    11. Strategic Options/ Recommendations • Communication objectives • Audience • Source of business • Brand positioning and benefits • Marketing mix • Rationale

    12. Creative Brief • A creative brief (strategy or work plan) is a short statement that clearly defines the audience, how consumers think or feel and behave, what the communication should achieve, and the promise that will create a bond between the consumer and the brand.

    13. Key Components of a Creative Strategy Key observations Communication objective Consumer insight Promise Support Audience Mandatories

    14. Exhibit 3.4 AFG Planning Cycle
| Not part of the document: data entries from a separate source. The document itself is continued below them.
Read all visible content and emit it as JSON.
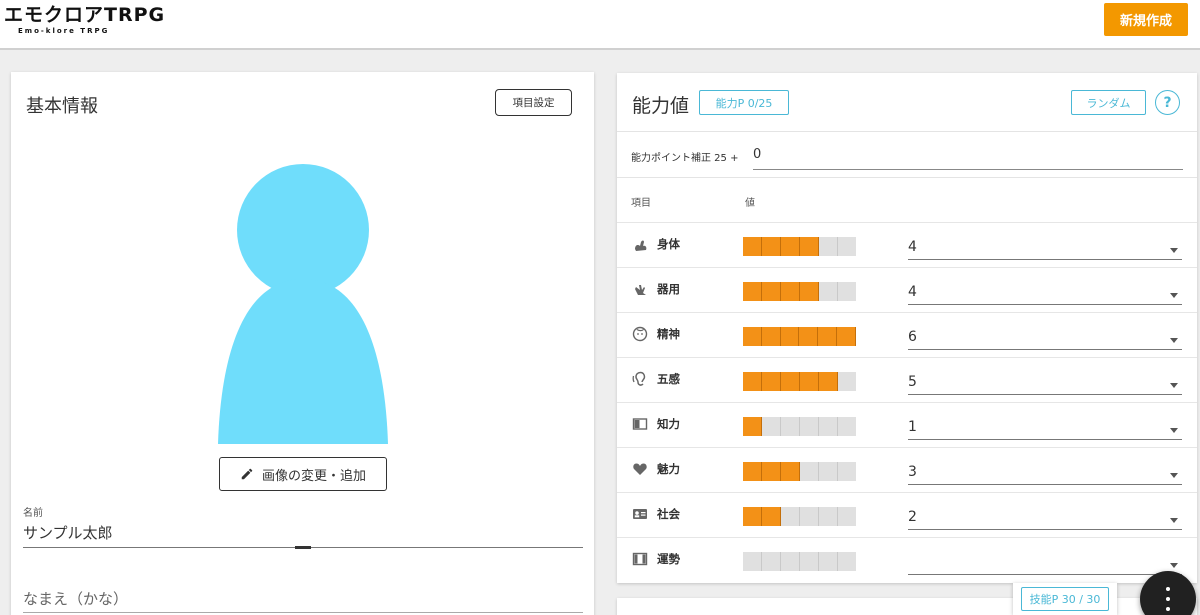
{
  "header": {
    "logo_main": "エモクロアTRPG",
    "logo_sub": "Emo-klore TRPG",
    "new_button": "新規作成",
    "accent_color": "#f39800"
  },
  "basic_info": {
    "title": "基本情報",
    "item_settings_button": "項目設定",
    "change_image_button": "画像の変更・追加",
    "name_label": "名前",
    "name_value": "サンプル太郎",
    "kana_placeholder": "なまえ（かな）",
    "avatar_color": "#6fddfb"
  },
  "abilities": {
    "title": "能力値",
    "points_badge": "能力P 0/25",
    "random_button": "ランダム",
    "help_button": "?",
    "correction_label": "能力ポイント補正 25 +",
    "correction_value": "0",
    "column_item": "項目",
    "column_value": "値",
    "bar_max": 6,
    "rows": [
      {
        "name": "身体",
        "value": "4",
        "level": 4,
        "icon": "arm-icon"
      },
      {
        "name": "器用",
        "value": "4",
        "level": 4,
        "icon": "hand-icon"
      },
      {
        "name": "精神",
        "value": "6",
        "level": 6,
        "icon": "face-icon"
      },
      {
        "name": "五感",
        "value": "5",
        "level": 5,
        "icon": "ear-icon"
      },
      {
        "name": "知力",
        "value": "1",
        "level": 1,
        "icon": "book-icon"
      },
      {
        "name": "魅力",
        "value": "3",
        "level": 3,
        "icon": "heart-icon"
      },
      {
        "name": "社会",
        "value": "2",
        "level": 2,
        "icon": "id-card-icon"
      },
      {
        "name": "運勢",
        "value": "",
        "level": 0,
        "icon": "dice-icon"
      }
    ]
  },
  "skills": {
    "points_badge": "技能P 30 / 30"
  },
  "theme": {
    "bar_on": "#f39117",
    "bar_off": "#e0e0e0",
    "link_blue": "#4ab8d6"
  }
}
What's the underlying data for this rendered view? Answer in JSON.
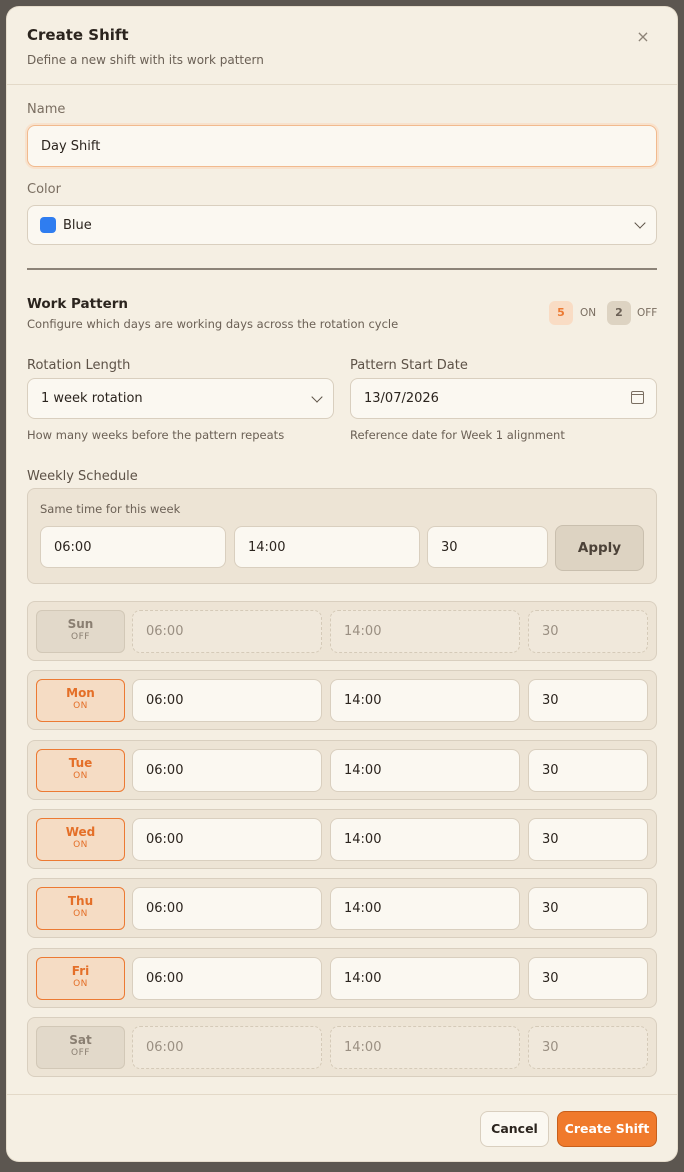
{
  "dialog": {
    "title": "Create Shift",
    "subtitle": "Define a new shift with its work pattern",
    "close_glyph": "×"
  },
  "name_field": {
    "label": "Name",
    "value": "Day Shift"
  },
  "color_field": {
    "label": "Color",
    "value": "Blue",
    "swatch": "#2f7df0"
  },
  "work_pattern": {
    "title": "Work Pattern",
    "description": "Configure which days are working days across the rotation cycle",
    "on_count": "5",
    "on_label": "ON",
    "off_count": "2",
    "off_label": "OFF"
  },
  "rotation": {
    "label": "Rotation Length",
    "value": "1 week rotation",
    "hint": "How many weeks before the pattern repeats"
  },
  "start_date": {
    "label": "Pattern Start Date",
    "value": "13/07/2026",
    "hint": "Reference date for Week 1 alignment"
  },
  "weekly_schedule": {
    "label": "Weekly Schedule",
    "same_time_label": "Same time for this week",
    "start": "06:00",
    "end": "14:00",
    "break": "30",
    "apply_label": "Apply"
  },
  "days": [
    {
      "name": "Sun",
      "state": "OFF",
      "start": "06:00",
      "end": "14:00",
      "break": "30"
    },
    {
      "name": "Mon",
      "state": "ON",
      "start": "06:00",
      "end": "14:00",
      "break": "30"
    },
    {
      "name": "Tue",
      "state": "ON",
      "start": "06:00",
      "end": "14:00",
      "break": "30"
    },
    {
      "name": "Wed",
      "state": "ON",
      "start": "06:00",
      "end": "14:00",
      "break": "30"
    },
    {
      "name": "Thu",
      "state": "ON",
      "start": "06:00",
      "end": "14:00",
      "break": "30"
    },
    {
      "name": "Fri",
      "state": "ON",
      "start": "06:00",
      "end": "14:00",
      "break": "30"
    },
    {
      "name": "Sat",
      "state": "OFF",
      "start": "06:00",
      "end": "14:00",
      "break": "30"
    }
  ],
  "footer": {
    "cancel_label": "Cancel",
    "create_label": "Create Shift"
  },
  "colors": {
    "accent": "#f07a2c",
    "background": "#f5efe3"
  }
}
    15. Exhibit 3.5 Example of AFG’s Need-Mapping Process

    16. Typical Steps in the Planning Process Evaluate current brand status Develop brand insights Identify brand vision Express a big idea Evaluate whether objectives are met

    17. What Great Brands Do A great brand • is in it for the long haul • can be anything • knows itself • invents or reinvents an entire category • taps into emotions • is a story that is never completely told • is relevant

    18. Exhibit 3.6 Primary Stages of the Life-Cycle Model

    19. Purpose of the Pioneering Stage • To educate consumers about new products • To show people they have a need and that advertised product can fulfill it • To show that a product now exists that is capable of meeting a need that had been recognized but previously unfulfilled

    20. Egg Beaters: Egg Alternative

    21. Purell Built a Need for Hand Sanitizer

    22. Competitive Stage • The competitive stage is the advertising stage a product reaches when its general usefulness is recognized but its superiority over similar brands has to be established in order to gain preference.

    23. Competitive Headlines • All the sound without the wires – Bose Wave Music System • There is a better way to soothe your skin – Nivea • He spent decades researching the right wood for his wine barrels. You can taste the results in just a sip - Woodbridge Wine • The most fuel-efficient midsized sedan – Ford Fusion+Hybrid

    24. Retentive Stage • The retentive stage is the third advertising stage of a product, reached when its general usefulness is widely known, its individual qualities are thoroughly appreciated, and it is satisfied to retain its patronage merely on the strength of its past reputation.

    25. Brands in the Retentive Stage • McDonald’s • Nike • Jell-O • Pepsi-Cola • Mountain Dew • Budweiser • Disney • ESPN • Google • Gillette

    26. Exhibit 3.11 The Advertising Spiral

    27. Exhibit 3.14 Expanded Advertising Spiral

    28. Exhibit 3.15 Egg Beaters Expansion The “newest pioneering” stage focuses on getting more people to use the product.